For the entries below, report the number of lines containing "Justiça", without any other content.

···

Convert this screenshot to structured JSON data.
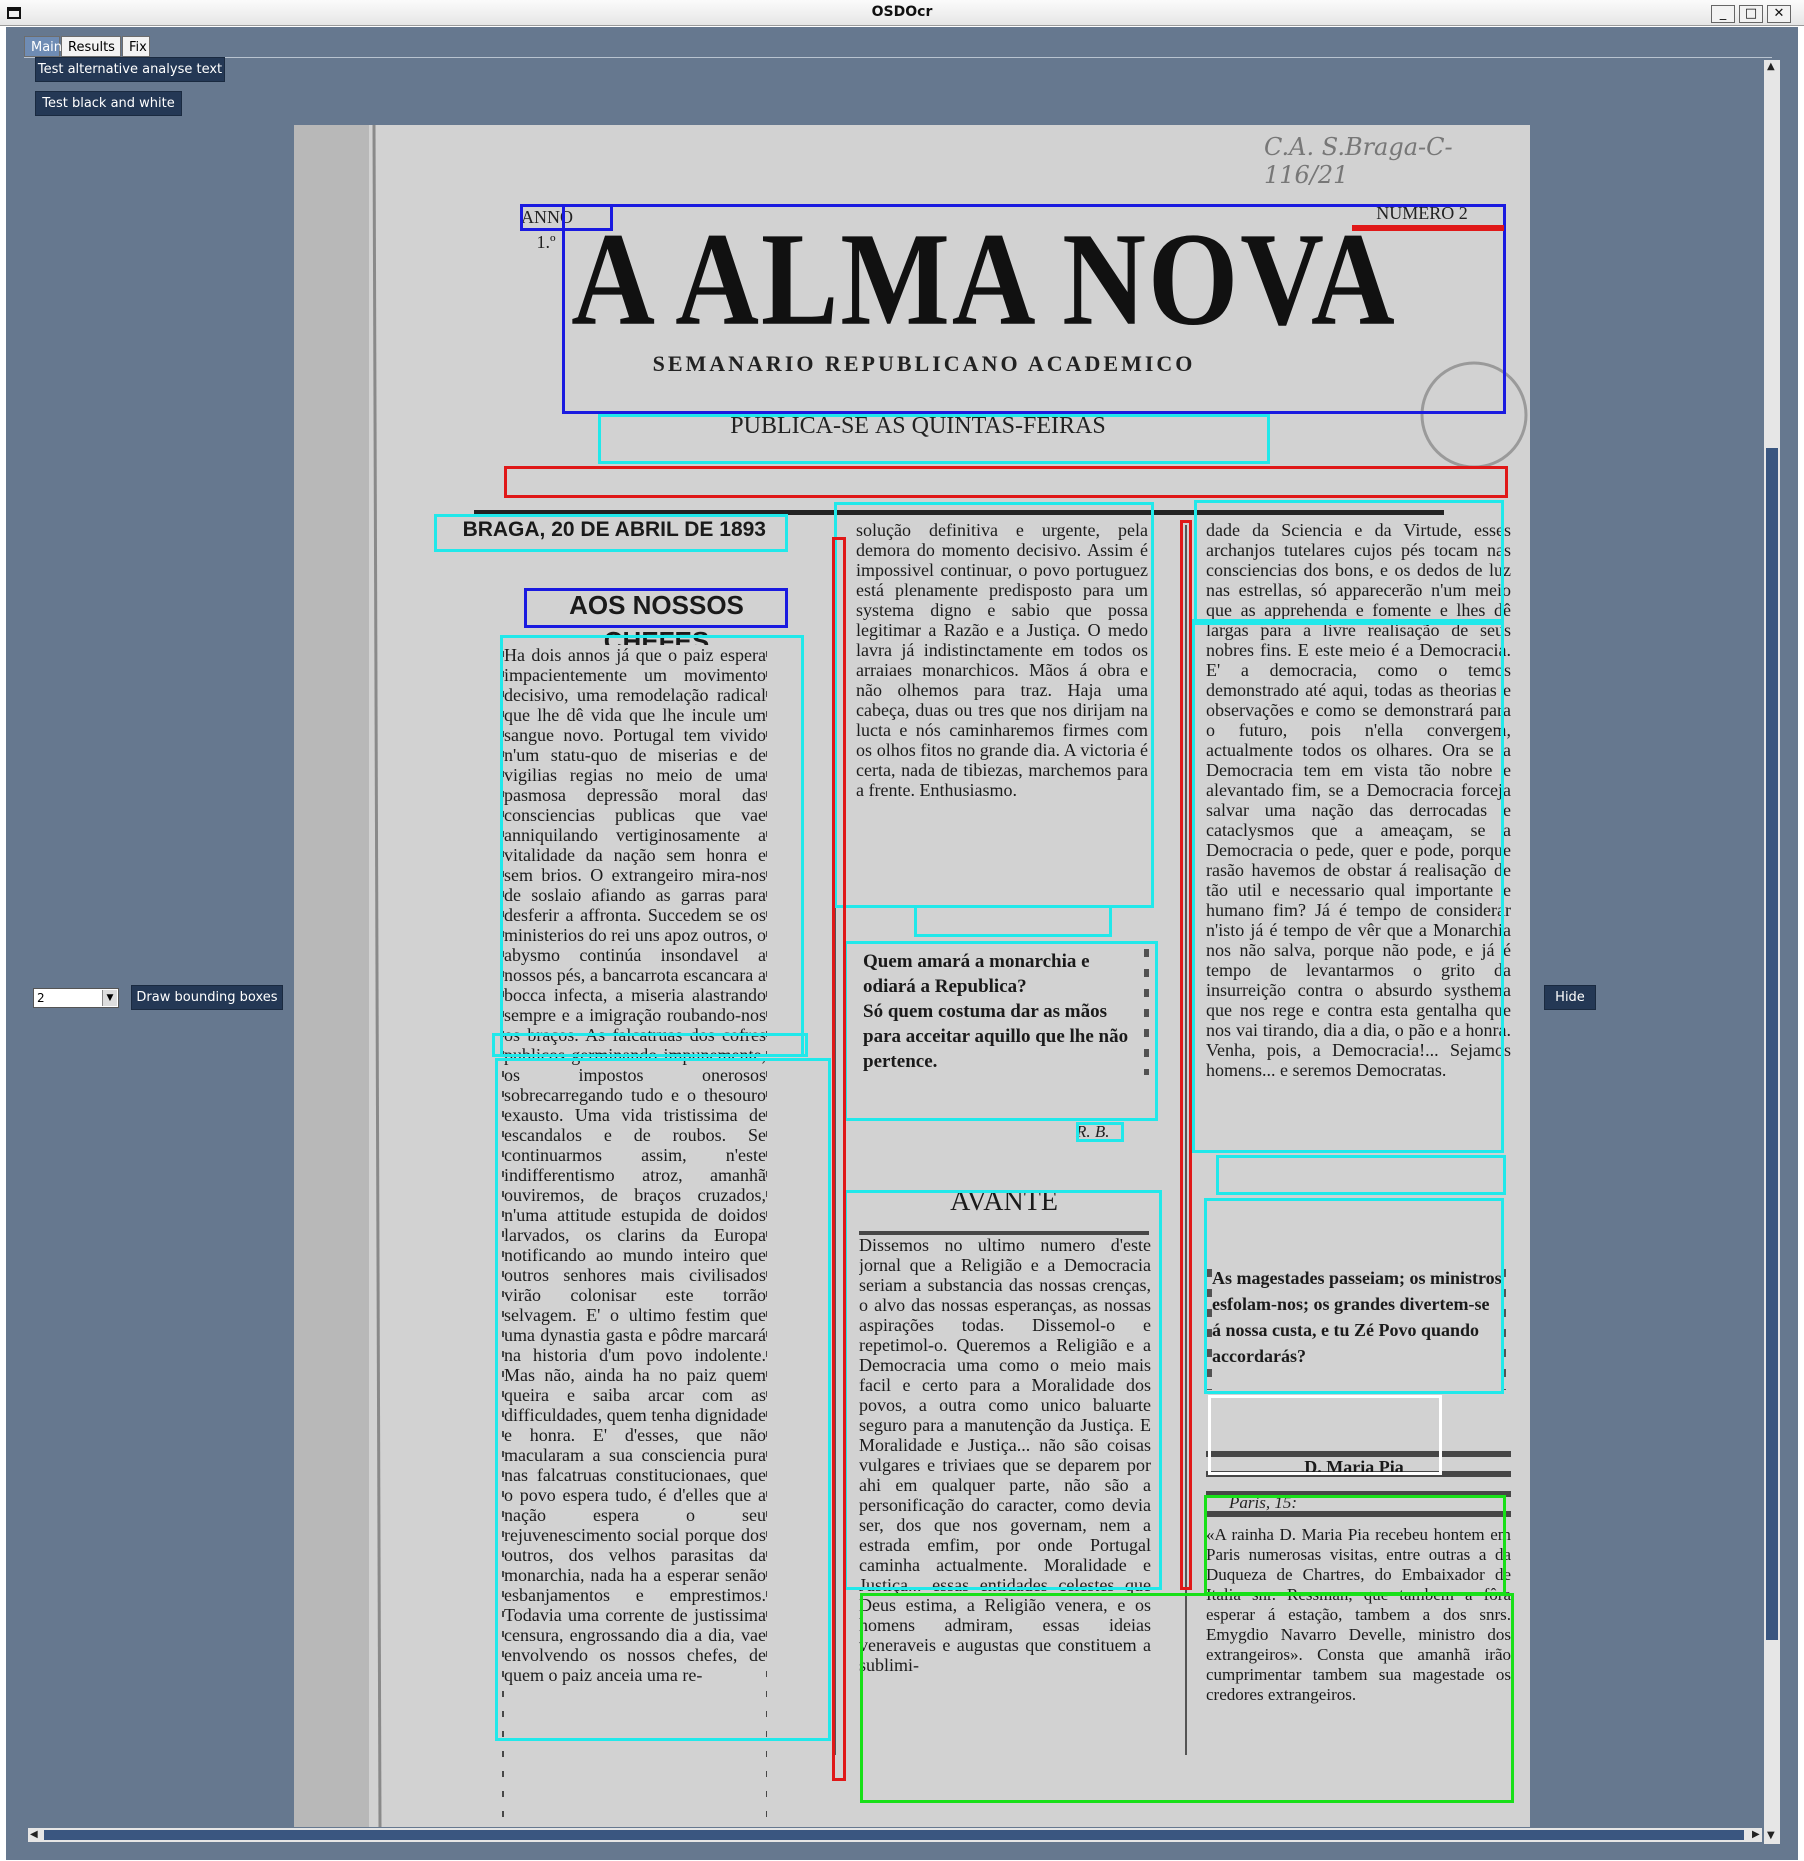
{
  "window": {
    "title": "OSDOcr",
    "minimize_label": "_",
    "maximize_label": "□",
    "close_label": "✕"
  },
  "tabs": [
    {
      "label": "Main",
      "active": true
    },
    {
      "label": "Results",
      "active": false
    },
    {
      "label": "Fix",
      "active": false
    }
  ],
  "buttons": {
    "test_alternative": "Test alternative analyse text",
    "test_black_white": "Test black and white",
    "draw_bounding_boxes": "Draw bounding boxes",
    "hide": "Hide"
  },
  "select": {
    "value": "2"
  },
  "newspaper": {
    "anno": "ANNO 1.º",
    "numero": "NUMERO 2",
    "handwritten": "C.A. S.Braga-C-116/21",
    "title": "A ALMA NOVA",
    "subtitle": "SEMANARIO REPUBLICANO ACADEMICO",
    "publication": "PUBLICA-SE ÁS QUINTAS-FEIRAS",
    "dateline": "BRAGA, 20 DE ABRIL DE 1893",
    "heading_left": "AOS NOSSOS CHEFES",
    "quote_bold": "Quem amará a monarchia e odiará a Republica?",
    "quote_bold2": "Só quem costuma dar as mãos para acceitar aquillo que lhe não pertence.",
    "signature_rb": "R. B.",
    "heading_avante": "AVANTE",
    "right_quote": "As magestades passeiam; os ministros esfolam-nos; os grandes divertem-se á nossa custa, e tu Zé Povo quando accordarás?",
    "signature_pia": "D. Maria Pia",
    "paris": "Paris, 15:",
    "col1": "Ha dois annos já que o paiz espera impacientemente um movimento decisivo, uma remodelação radical que lhe dê vida que lhe incule um sangue novo. Portugal tem vivido n'um statu-quo de miserias e de vigilias regias no meio de uma pasmosa depressão moral das consciencias publicas que vae anniquilando vertiginosamente a vitalidade da nação sem honra e sem brios. O extrangeiro mira-nos de soslaio afiando as garras para desferir a affronta. Succedem se os ministerios do rei uns apoz outros, o abysmo continúa insondavel a nossos pés, a bancarrota escancara a bocca infecta, a miseria alastrando sempre e a imigração roubando-nos os braços. As falcatruas dos cofres publicos germinando impunemente, os impostos onerosos sobrecarregando tudo e o thesouro exausto. Uma vida tristissima de escandalos e de roubos. Se continuarmos assim, n'este indifferentismo atroz, amanhã ouviremos, de braços cruzados, n'uma attitude estupida de doidos larvados, os clarins da Europa notificando ao mundo inteiro que outros senhores mais civilisados virão colonisar este torrão selvagem. E' o ultimo festim que uma dynastia gasta e pôdre marcará na historia d'um povo indolente. Mas não, ainda ha no paiz quem queira e saiba arcar com as difficuldades, quem tenha dignidade e honra. E' d'esses, que não macularam a sua consciencia pura nas falcatruas constitucionaes, que o povo espera tudo, é d'elles que a nação espera o seu rejuvenescimento social porque dos outros, dos velhos parasitas da monarchia, nada ha a esperar senão esbanjamentos e emprestimos. Todavia uma corrente de justissima censura, engrossando dia a dia, vae envolvendo os nossos chefes, de quem o paiz anceia uma re-",
    "col2": "solução definitiva e urgente, pela demora do momento decisivo. Assim é impossivel continuar, o povo portuguez está plenamente predisposto para um systema digno e sabio que possa legitimar a Razão e a Justiça. O medo lavra já indistinctamente em todos os arraiaes monarchicos. Mãos á obra e não olhemos para traz. Haja uma cabeça, duas ou tres que nos dirijam na lucta e nós caminharemos firmes com os olhos fitos no grande dia. A victoria é certa, nada de tibiezas, marchemos para a frente. Enthusiasmo.",
    "col2b": "Dissemos no ultimo numero d'este jornal que a Religião e a Democracia seriam a substancia das nossas crenças, o alvo das nossas esperanças, as nossas aspirações todas. Dissemol-o e repetimol-o. Queremos a Religião e a Democracia uma como o meio mais facil e certo para a Moralidade dos povos, a outra como unico baluarte seguro para a manutenção da Justiça. E Moralidade e Justiça... não são coisas vulgares e triviaes que se deparem por ahi em qualquer parte, não são a personificação do caracter, como devia ser, dos que nos governam, nem a estrada emfim, por onde Portugal caminha actualmente. Moralidade e Justiça... essas entidades celestes que Deus estima, a Religião venera, e os homens admiram, essas ideias veneraveis e augustas que constituem a sublimi-",
    "col3": "dade da Sciencia e da Virtude, esses archanjos tutelares cujos pés tocam nas consciencias dos bons, e os dedos de luz nas estrellas, só apparecerão n'um meio que as apprehenda e fomente e lhes dê largas para a livre realisação de seus nobres fins. E este meio é a Democracia. E' a democracia, como o temos demonstrado até aqui, todas as theorias e observações e como se demonstrará para o futuro, pois n'ella convergem, actualmente todos os olhares. Ora se a Democracia tem em vista tão nobre e alevantado fim, se a Democracia forceja salvar uma nação das derrocadas e cataclysmos que a ameaçam, se a Democracia o pede, quer e pode, porque rasão havemos de obstar á realisação de tão util e necessario qual importante e humano fim? Já é tempo de considerar n'isto já é tempo de vêr que a Monarchia nos não salva, porque não pode, e já é tempo de levantarmos o grito da insurreição contra o absurdo systhema que nos rege e contra esta gentalha que nos vai tirando, dia a dia, o pão e a honra. Venha, pois, a Democracia!... Sejamos homens... e seremos Democratas.",
    "col3b": "«A rainha D. Maria Pia recebeu hontem em Paris numerosas visitas, entre outras a da Duqueza de Chartres, do Embaixador de Italia snr. Ressman, que tambem a fôra esperar á estação, tambem a dos snrs. Emygdio Navarro Develle, ministro dos extrangeiros». Consta que amanhã irão cumprimentar tambem sua magestade os credores extrangeiros."
  }
}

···

YOUR RESPONSE:
2